To do:
Exact copies of all the records are to be output.

***** Supplied data *****

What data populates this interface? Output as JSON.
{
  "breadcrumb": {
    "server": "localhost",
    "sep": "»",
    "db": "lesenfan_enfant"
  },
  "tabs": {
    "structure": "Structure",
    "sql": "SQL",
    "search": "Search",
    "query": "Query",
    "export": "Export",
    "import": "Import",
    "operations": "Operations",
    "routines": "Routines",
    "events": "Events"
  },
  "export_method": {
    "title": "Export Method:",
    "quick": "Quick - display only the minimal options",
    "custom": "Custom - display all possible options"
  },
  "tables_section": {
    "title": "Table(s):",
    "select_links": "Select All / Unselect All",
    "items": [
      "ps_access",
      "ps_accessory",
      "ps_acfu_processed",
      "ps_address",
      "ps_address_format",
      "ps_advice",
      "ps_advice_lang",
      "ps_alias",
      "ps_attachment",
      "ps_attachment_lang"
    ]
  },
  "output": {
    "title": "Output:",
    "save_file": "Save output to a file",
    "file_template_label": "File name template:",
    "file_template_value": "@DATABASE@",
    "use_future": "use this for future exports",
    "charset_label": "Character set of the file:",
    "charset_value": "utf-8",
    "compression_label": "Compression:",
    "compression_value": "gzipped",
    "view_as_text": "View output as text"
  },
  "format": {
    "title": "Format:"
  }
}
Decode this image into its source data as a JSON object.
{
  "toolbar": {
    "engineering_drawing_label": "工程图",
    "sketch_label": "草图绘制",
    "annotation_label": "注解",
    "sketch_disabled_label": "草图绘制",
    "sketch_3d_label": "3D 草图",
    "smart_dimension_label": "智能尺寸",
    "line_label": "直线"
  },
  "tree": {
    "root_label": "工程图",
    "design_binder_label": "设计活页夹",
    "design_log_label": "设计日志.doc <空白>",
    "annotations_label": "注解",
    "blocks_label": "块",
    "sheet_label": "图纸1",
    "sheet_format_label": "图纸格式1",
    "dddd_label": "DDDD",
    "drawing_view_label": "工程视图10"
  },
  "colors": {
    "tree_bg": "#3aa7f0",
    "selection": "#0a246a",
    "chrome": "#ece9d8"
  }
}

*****

Task solution:
What data populates this interface? Output as JSON.
{
  "breadcrumb": {
    "server": "localhost",
    "sep": "»",
    "db": "lesenfan_enfant"
  },
  "tabs": {
    "structure": "Structure",
    "sql": "SQL",
    "search": "Search",
    "query": "Query",
    "export": "Export",
    "import": "Import",
    "operations": "Operations",
    "routines": "Routines",
    "events": "Events"
  },
  "export_method": {
    "title": "Export Method:",
    "quick": "Quick - display only the minimal options",
    "custom": "Custom - display all possible options"
  },
  "tables_section": {
    "title": "Table(s):",
    "select_links": "Select All / Unselect All",
    "items": [
      "ps_access",
      "ps_accessory",
      "ps_acfu_processed",
      "ps_address",
      "ps_address_format",
      "ps_advice",
      "ps_advice_lang",
      "ps_alias",
      "ps_attachment",
      "ps_attachment_lang"
    ]
  },
  "output": {
    "title": "Output:",
    "save_file": "Save output to a file",
    "file_template_label": "File name template:",
    "file_template_value": "@DATABASE@",
    "use_future": "use this for future exports",
    "charset_label": "Character set of the file:",
    "charset_value": "utf-8",
    "compression_label": "Compression:",
    "compression_value": "gzipped",
    "view_as_text": "View output as text"
  },
  "format": {
    "title": "Format:"
  }
}
Decode this image into its source data as a JSON object.
{
  "toolbar": {
    "engineering_drawing_label": "工程图",
    "sketch_label": "草图绘制",
    "annotation_label": "注解",
    "sketch_disabled_label": "草图绘制",
    "sketch_3d_label": "3D 草图",
    "smart_dimension_label": "智能尺寸",
    "line_label": "直线"
  },
  "tree": {
    "root_label": "工程图",
    "design_binder_label": "设计活页夹",
    "design_log_label": "设计日志.doc <空白>",
    "annotations_label": "注解",
    "blocks_label": "块",
    "sheet_label": "图纸1",
    "sheet_format_label": "图纸格式1",
    "dddd_label": "DDDD",
    "drawing_view_label": "工程视图10"
  },
  "colors": {
    "tree_bg": "#3aa7f0",
    "selection": "#0a246a",
    "chrome": "#ece9d8"
  }
}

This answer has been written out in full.